“It is legitimate to ask whether Berlin and the EU would not have been better advised to provide financial and humanitarian support to hard-pressed Ukraine, but at the same time exempt Russian raw materials from the sanctions. The sanctions had and continue to have no influence on Moscow’s ability to wage war. There is no obligation to commit economic suicide. By the way, we would still like to know who blew up the Nord Stream pipelines.”
Bandulet argues that European expansion cannot go on, even if Olaf Scholz is dreaming of an EU made up of 36 members. He says it is “anyone’s guess who will have to foot the bill for the newcomers.”
German taxpayers face a serious threat over efforts to pool the debt of weaker EU countries.
“In reality, the idea is to enable the cash-strapped eurozone states to take on new debt that they are unable to raise on their own at tolerable interest rates, and they do not even increase the respective national debt levels, because they are attributed to the EU as a whole,” he writes.
The danger for Germany is that Paris and Rome may grow closer even as Berlin and Paris grow apart.
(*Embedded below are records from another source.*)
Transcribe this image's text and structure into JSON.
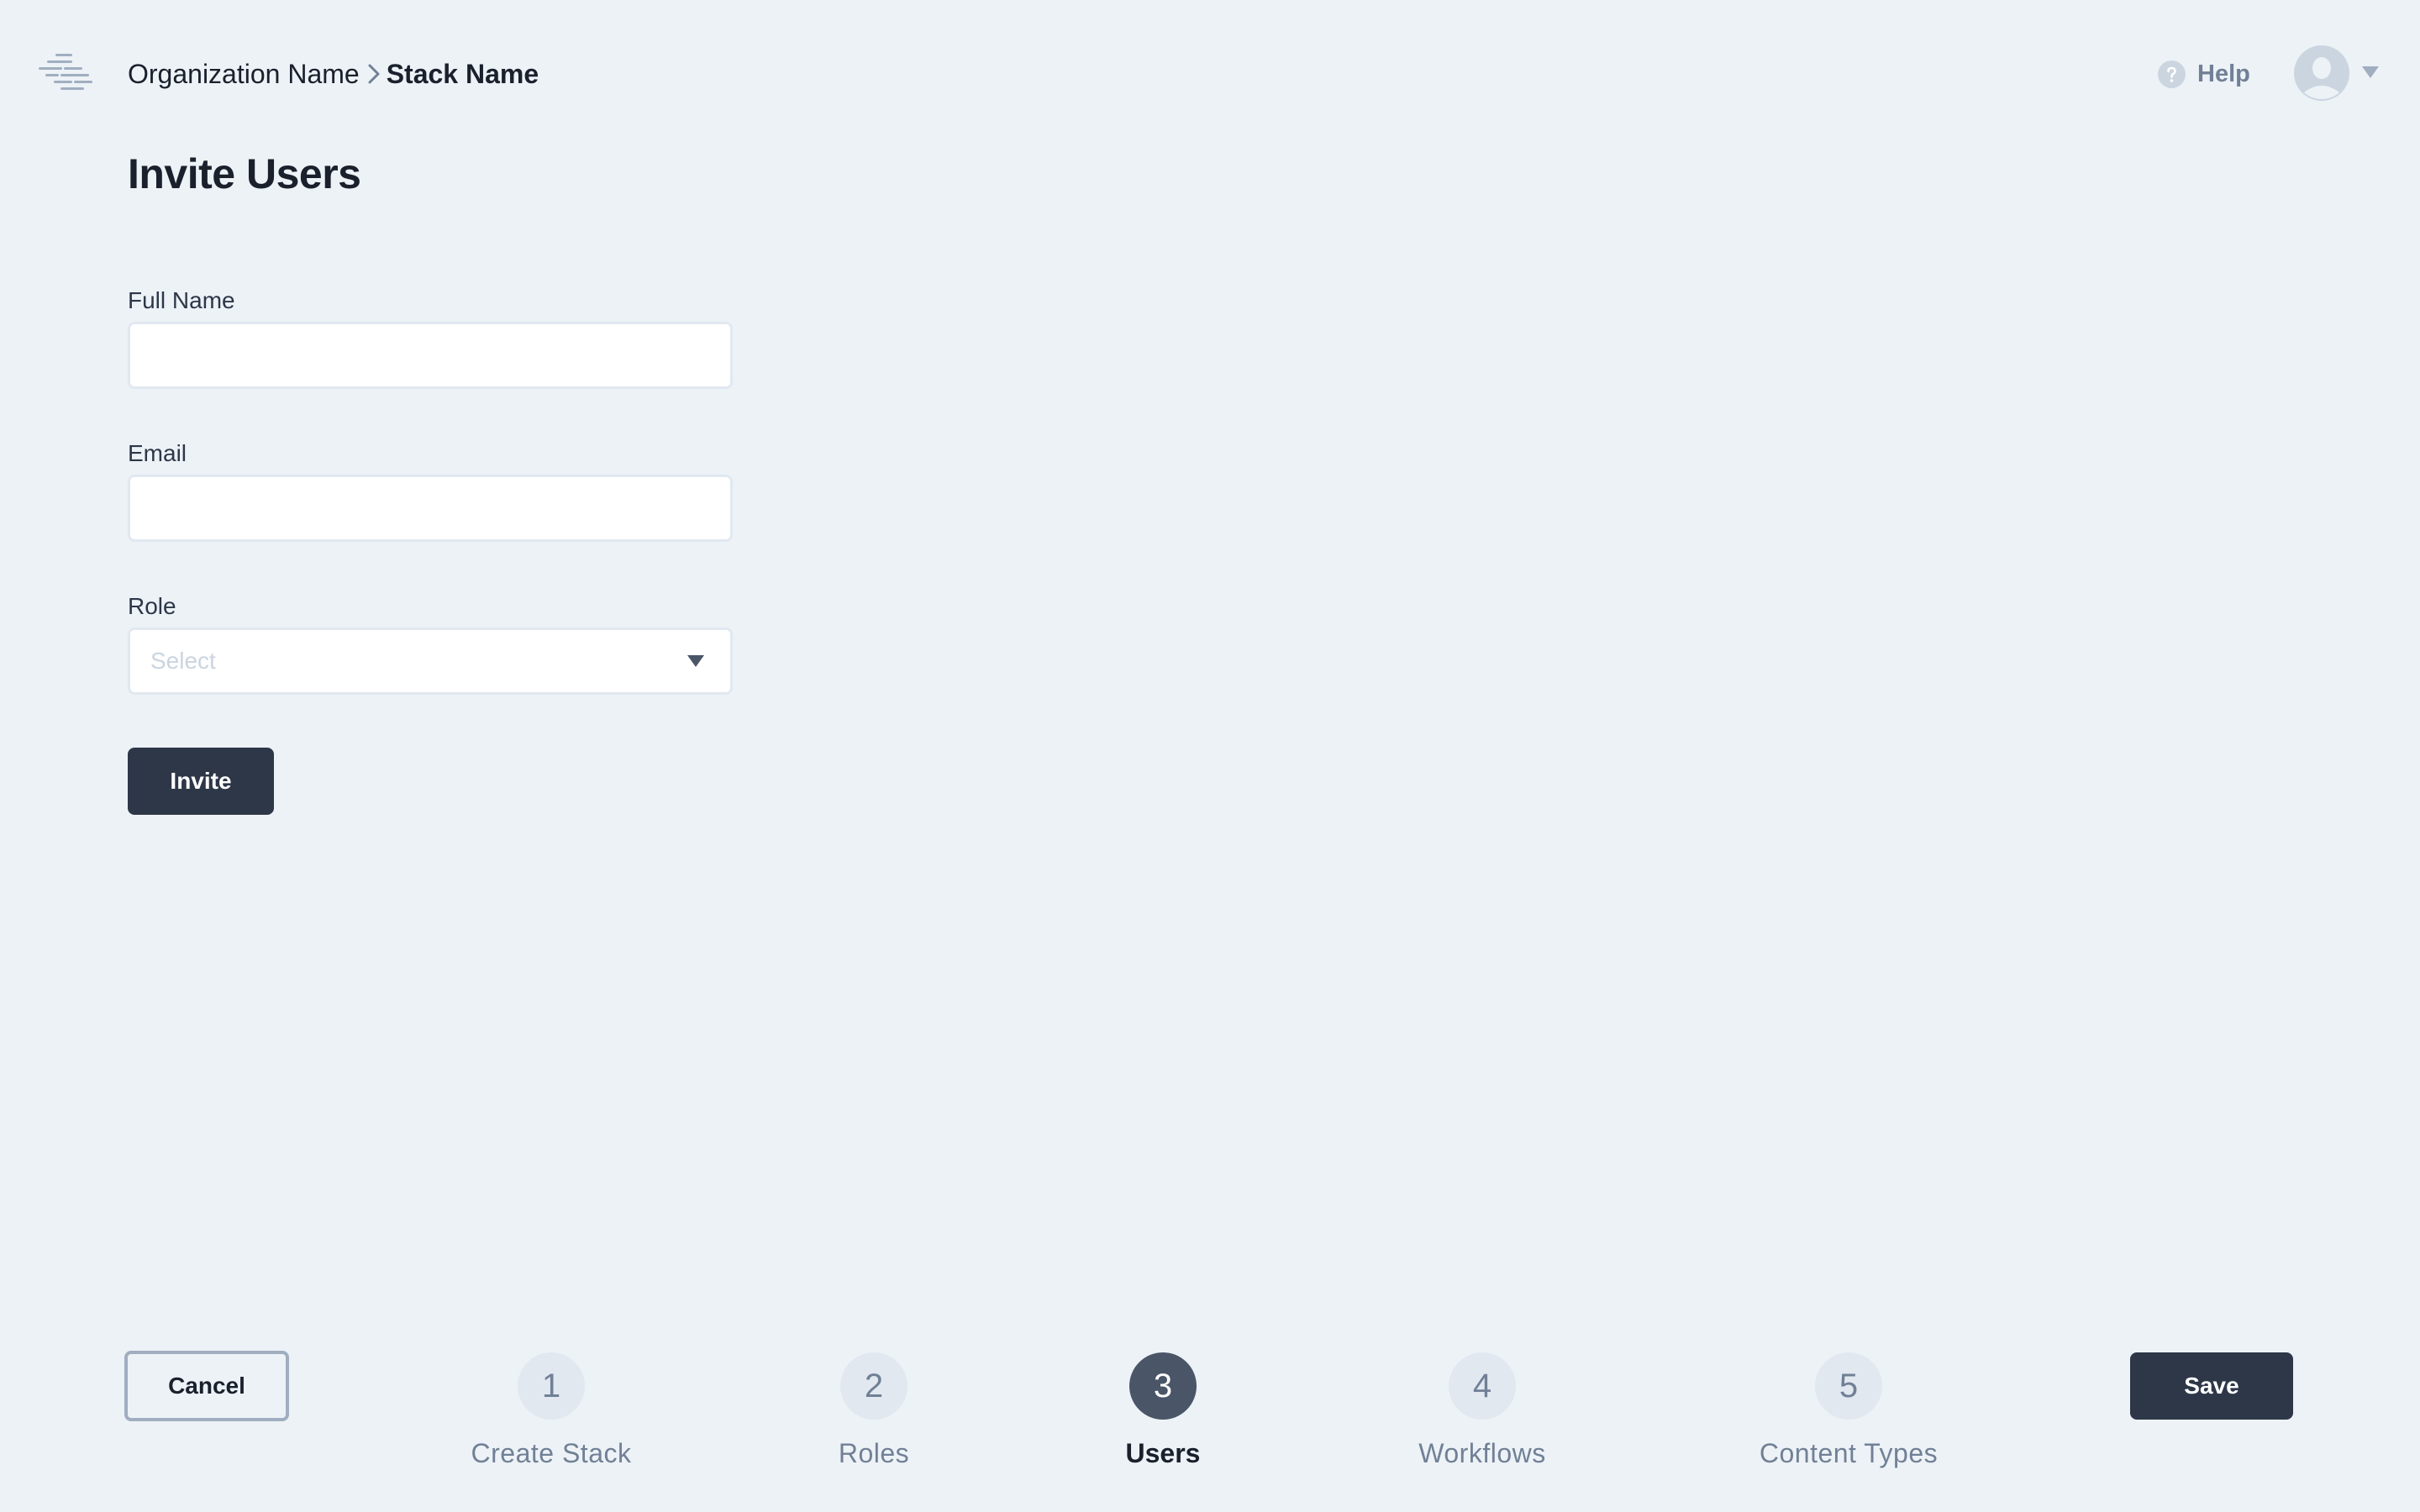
{
  "header": {
    "breadcrumb": {
      "organization": "Organization Name",
      "stack": "Stack Name"
    },
    "help_label": "Help",
    "icons": {
      "logo": "stacked-lines-logo",
      "breadcrumb_separator": "chevron-right-icon",
      "help": "question-circle-icon",
      "avatar": "user-avatar-icon",
      "avatar_menu": "caret-down-icon"
    }
  },
  "page": {
    "title": "Invite Users"
  },
  "form": {
    "full_name": {
      "label": "Full Name",
      "value": "",
      "placeholder": ""
    },
    "email": {
      "label": "Email",
      "value": "",
      "placeholder": ""
    },
    "role": {
      "label": "Role",
      "selected": "Select"
    },
    "invite_label": "Invite"
  },
  "footer": {
    "cancel_label": "Cancel",
    "save_label": "Save",
    "current_step": 3,
    "steps": [
      {
        "number": "1",
        "label": "Create Stack"
      },
      {
        "number": "2",
        "label": "Roles"
      },
      {
        "number": "3",
        "label": "Users"
      },
      {
        "number": "4",
        "label": "Workflows"
      },
      {
        "number": "5",
        "label": "Content Types"
      }
    ]
  },
  "colors": {
    "background": "#edf2f7",
    "primary_button": "#2d3748",
    "active_step": "#4a5568",
    "inactive_step": "#e2e8f0",
    "muted_text": "#718096"
  }
}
This would increase the pressure on Germany to bend over debt, and potentially leave Germans even more on the hook for other member states than they already are, especially during a time when Germany’s future prosperity looks increasingly diminished.